I can then typically have one or more project meetings with team members and suppliers. Recently we’ve been working on mobile compatibility across the site so there have been a few meetings with Chameleon, Netcel, Clearleft and others at different stages.
When I’m not in meetings I am usually sat at my desk in the centre of the team, asking the team and others questions, responding to requests for guidance or coming up with strategies for our digital first transformation.
In amongst all this I also check regularly on twitter (I’m @spirals) for the latest digital news and trends too!
What do you love about your job? What sucks?
On a personal level I genuinely love being even just a small part of the amazing impact UNICEF has for children all over the world. Even a ‘bad day’ isn’t that bad when you put it into that context. However, it is hard knowing we’re still far from every single child having what they need to survive and reach their full potential.
On a purely professional level I love the challenges and variety my role throws at me. Sometimes when you first meet someone they can say ‘how nice’ it is that you work for charity: that sucks as it feels like they don’t really understand that people who work in charity are still professionals, probably with less resources and more complexity!
What kind of goals do you have? What are the most useful metrics and KPIs for measuring success?
The ultimate goal is change for children, more children living and reaching their full potential. On a day-to-day level in UNICEF UK’s work we measure this in fundraising and advocacy terms. How many people are we engaging in taking actions that deliver funds or influence.
Specifically for my role – its about helping the organisation to deliver those strategic goals in an increasingly digital way based on the expectation and knowledge that this will make us more effective and able to reach more people in the longer term.
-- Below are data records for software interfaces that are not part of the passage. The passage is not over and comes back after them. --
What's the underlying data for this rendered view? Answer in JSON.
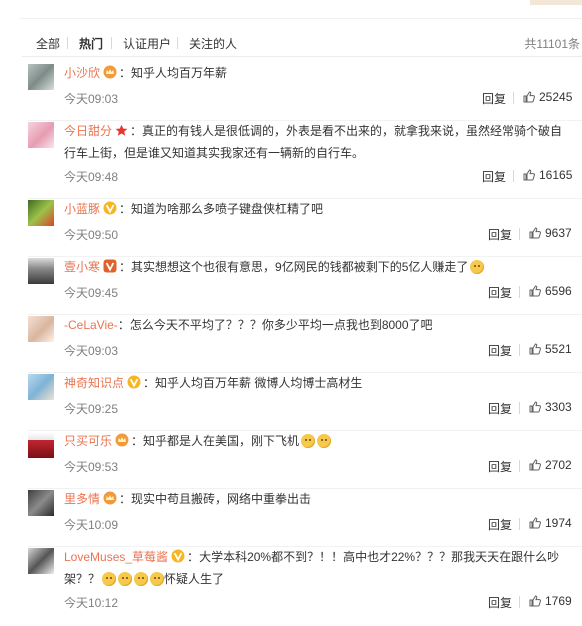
{
  "filters": [
    "全部",
    "热门",
    "认证用户",
    "关注的人"
  ],
  "total": "共11101条",
  "reply_label": "回复",
  "comments": [
    {
      "user": "小沙欣",
      "badge": "crown",
      "text": "知乎人均百万年薪",
      "time": "今天09:03",
      "likes": "25245",
      "avatar": "grey"
    },
    {
      "user": "今日甜分",
      "badge": "star",
      "text": "真正的有钱人是很低调的，外表是看不出来的，就拿我来说，虽然经常骑个破自行车上街，但是谁又知道其实我家还有一辆新的自行车。",
      "time": "今天09:48",
      "likes": "16165",
      "avatar": "pink"
    },
    {
      "user": "小蓝豚",
      "badge": "v",
      "text": "知道为啥那么多喷子键盘侠杠精了吧",
      "time": "今天09:50",
      "likes": "9637",
      "avatar": "green"
    },
    {
      "user": "壹小寒",
      "badge": "vred",
      "text": "其实想想这个也很有意思，9亿网民的钱都被剩下的5亿人赚走了",
      "time": "今天09:45",
      "likes": "6596",
      "avatar": "dark"
    },
    {
      "user": "-CeLaVie-",
      "badge": "",
      "text": "怎么今天不平均了？？？你多少平均一点我也到8000了吧",
      "time": "今天09:03",
      "likes": "5521",
      "avatar": "girl"
    },
    {
      "user": "神奇知识点",
      "badge": "v",
      "text": "知乎人均百万年薪 微博人均博士高材生",
      "time": "今天09:25",
      "likes": "3303",
      "avatar": "cat"
    },
    {
      "user": "只买可乐",
      "badge": "crown",
      "text": "知乎都是人在美国，刚下飞机",
      "time": "今天09:53",
      "likes": "2702",
      "avatar": "cola"
    },
    {
      "user": "里多情",
      "badge": "crown",
      "text": "现实中苟且搬砖，网络中重拳出击",
      "time": "今天10:09",
      "likes": "1974",
      "avatar": "face"
    },
    {
      "user": "LoveMuses_草莓酱",
      "badge": "v",
      "text": "大学本科20%都不到？！！高中也才22%？？？那我天天在跟什么吵架？？",
      "text2": "怀疑人生了",
      "time": "今天10:12",
      "likes": "1769",
      "avatar": "girl2"
    }
  ],
  "icons": {
    "like": "thumbs-up-icon",
    "crown": "crown-badge-icon",
    "v": "verified-v-icon",
    "star": "star-badge-icon",
    "emoji": "emoji-icon"
  },
  "colors": {
    "username": "#eb7350",
    "meta": "#808080"
  }
}
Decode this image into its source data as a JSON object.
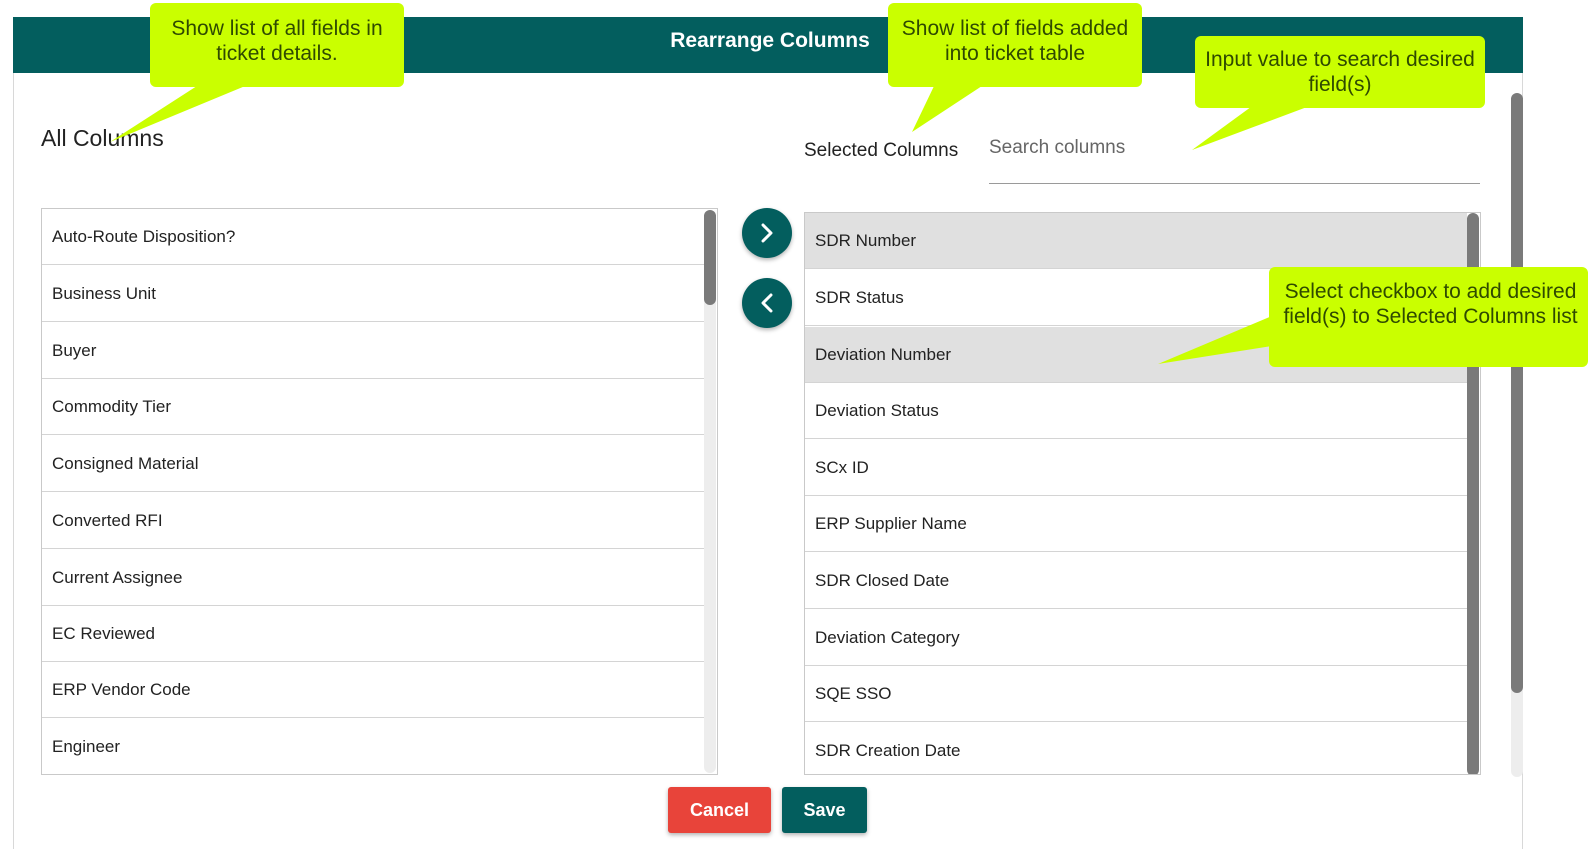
{
  "dialog": {
    "title": "Rearrange Columns"
  },
  "all_columns": {
    "title": "All Columns",
    "items": [
      "Auto-Route Disposition?",
      "Business Unit",
      "Buyer",
      "Commodity Tier",
      "Consigned Material",
      "Converted RFI",
      "Current Assignee",
      "EC Reviewed",
      "ERP Vendor Code",
      "Engineer"
    ]
  },
  "selected_columns": {
    "title": "Selected Columns",
    "items": [
      "SDR Number",
      "SDR Status",
      "Deviation Number",
      "Deviation Status",
      "SCx ID",
      "ERP Supplier Name",
      "SDR Closed Date",
      "Deviation Category",
      "SQE SSO",
      "SDR Creation Date"
    ]
  },
  "search": {
    "placeholder": "Search columns"
  },
  "actions": {
    "cancel_label": "Cancel",
    "save_label": "Save"
  },
  "callouts": {
    "all_fields": "Show list of all fields in ticket details.",
    "added_fields": "Show list of fields added into ticket table",
    "search_hint": "Input value to search desired field(s)",
    "checkbox_hint": "Select checkbox to add desired field(s) to Selected Columns list"
  },
  "colors": {
    "header": "#035e5e",
    "cancel": "#e8443a",
    "save": "#035e5e",
    "callout": "#caff00",
    "row_highlight": "#e0e0e0"
  },
  "icons": {
    "move_right": "chevron-right-icon",
    "move_left": "chevron-left-icon"
  }
}
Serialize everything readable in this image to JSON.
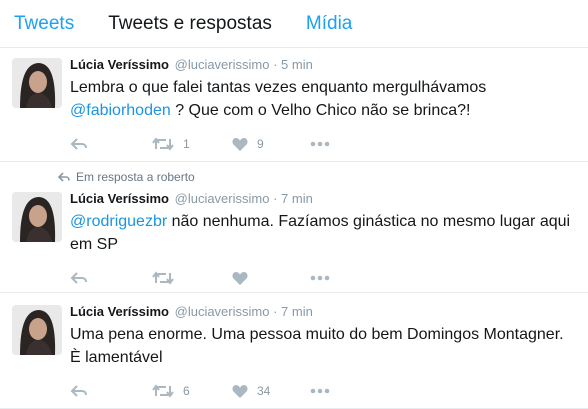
{
  "tabs": [
    {
      "label": "Tweets"
    },
    {
      "label": "Tweets e respostas"
    },
    {
      "label": "Mídia"
    }
  ],
  "colors": {
    "link": "#1b95e0",
    "icon": "#aab8c2",
    "muted": "#8899a6"
  },
  "tweets": [
    {
      "name": "Lúcia Veríssimo",
      "handle": "@luciaverissimo",
      "dot": "·",
      "time": "5 min",
      "text_line1": "Lembra o que falei tantas vezes enquanto mergulhávamos",
      "mention": "@fabiorhoden",
      "text_rest": " ? Que com o Velho Chico não se brinca?!",
      "retweets": "1",
      "likes": "9"
    },
    {
      "reply_context": "Em resposta a roberto",
      "name": "Lúcia Veríssimo",
      "handle": "@luciaverissimo",
      "dot": "·",
      "time": "7 min",
      "mention": "@rodriguezbr",
      "text_rest": " não nenhuma. Fazíamos ginástica no mesmo lugar aqui em SP",
      "retweets": "",
      "likes": ""
    },
    {
      "name": "Lúcia Veríssimo",
      "handle": "@luciaverissimo",
      "dot": "·",
      "time": "7 min",
      "text": "Uma pena enorme. Uma pessoa muito do bem Domingos Montagner. È lamentável",
      "retweets": "6",
      "likes": "34"
    }
  ]
}
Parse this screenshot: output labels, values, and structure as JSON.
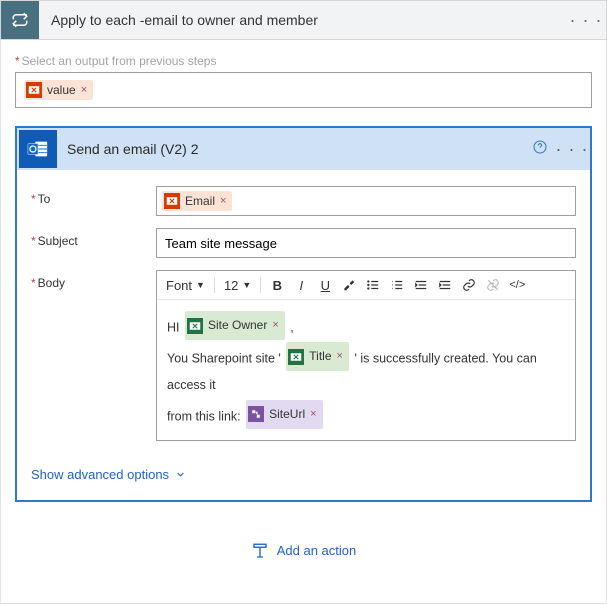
{
  "loop": {
    "title": "Apply to each -email to owner and member",
    "output_label": "Select an output from previous steps",
    "output_token": "value"
  },
  "action": {
    "title": "Send an email (V2) 2",
    "labels": {
      "to": "To",
      "subject": "Subject",
      "body": "Body"
    },
    "to_token": "Email",
    "subject": "Team site message",
    "rte": {
      "font": "Font",
      "size": "12"
    },
    "body": {
      "t_hi": "HI",
      "tk_owner": "Site Owner",
      "t_comma": ",",
      "t_line2a": "You Sharepoint site '",
      "tk_title": "Title",
      "t_line2b": "' is successfully created. You can access it",
      "t_line3a": "from this link:",
      "tk_url": "SiteUrl"
    },
    "advanced": "Show advanced options",
    "add_action": "Add an action"
  }
}
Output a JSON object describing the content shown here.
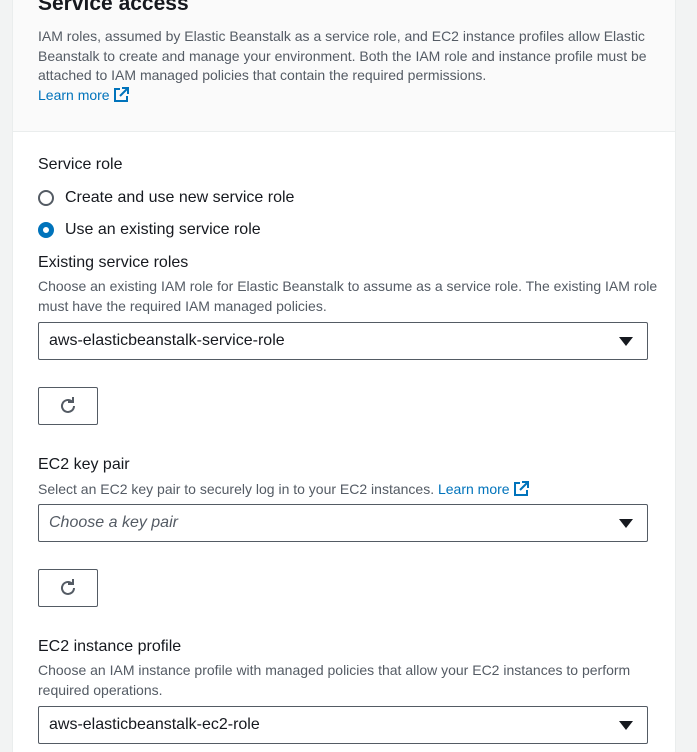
{
  "header": {
    "title": "Service access",
    "description": "IAM roles, assumed by Elastic Beanstalk as a service role, and EC2 instance profiles allow Elastic Beanstalk to create and manage your environment. Both the IAM role and instance profile must be attached to IAM managed policies that contain the required permissions.",
    "learn_more": "Learn more"
  },
  "service_role": {
    "label": "Service role",
    "options": [
      {
        "label": "Create and use new service role",
        "selected": false
      },
      {
        "label": "Use an existing service role",
        "selected": true
      }
    ]
  },
  "existing_roles": {
    "label": "Existing service roles",
    "description": "Choose an existing IAM role for Elastic Beanstalk to assume as a service role. The existing IAM role must have the required IAM managed policies.",
    "value": "aws-elasticbeanstalk-service-role"
  },
  "key_pair": {
    "label": "EC2 key pair",
    "description": "Select an EC2 key pair to securely log in to your EC2 instances.",
    "learn_more": "Learn more",
    "placeholder": "Choose a key pair"
  },
  "instance_profile": {
    "label": "EC2 instance profile",
    "description": "Choose an IAM instance profile with managed policies that allow your EC2 instances to perform required operations.",
    "value": "aws-elasticbeanstalk-ec2-role"
  },
  "colors": {
    "link": "#0073bb",
    "text": "#16191f",
    "secondary": "#545b64"
  }
}
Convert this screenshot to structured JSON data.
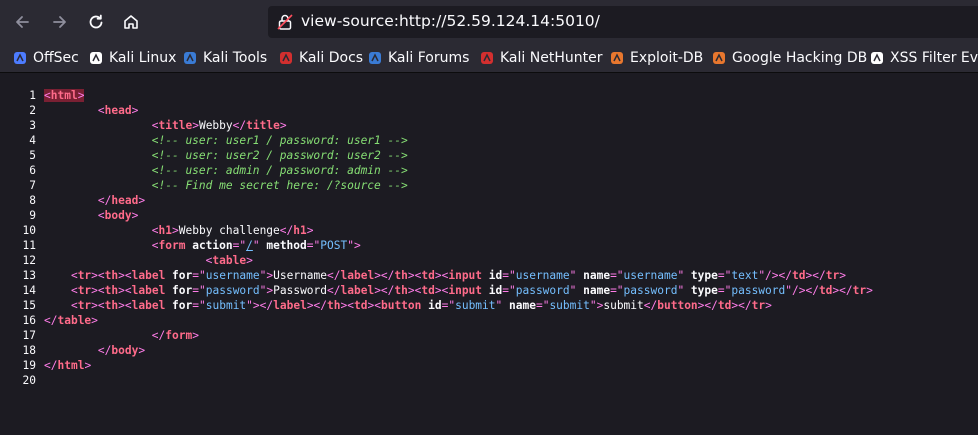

What are your favourite tools to help you to get the job done?
In the broadest sense – the best tool is communication and good relationships. So anything that oils those things. For me that means digital collaboration tools like Basecamp, Google Docs and wikis, plus internal social platforms like Yammer.
How did you get started in the digital industry, and where might you go from here?
I think it probably goes back a long time ago. My Dad got me programming lessons at the age of 10!
Fast forwarding, having studied Computer Science and Visual Arts at degree level I did a year’s Vice Presidency of the Student’s Union and afterwards was offered a web project there.
They tried to persuade me to stay but I had my eyes set on London and the charity sector so applied for a role at the MS Society, the rest is history.
From here, I have a few different thoughts about where I could go next but they’re not fully formed and are very fluid. A lot like the digital industry!
Which brands do you think are doing digital well?
It’s hard not to say what everyone says, but that’s probably for a good reason.
Red Bull has turned itself into a media house that happens to be selling fizzy drinks.
Apple, Amazon and Guardian are all showing an agility of digital business model/s, which fascinates me.
In the not-for-profit space, besides from UNICEF of course, I really like what charity:water does. It’s simple – direct – human.
Do you have any advice for people who want to work in the digital industry?
Make sure your digital footprint is updated and appropriate.
Skill up in tech not just creative.
Consider volunteering for a charity if you need experience.
Become a life-long self-motivated learner.
Be adaptable … we need T-shaped people.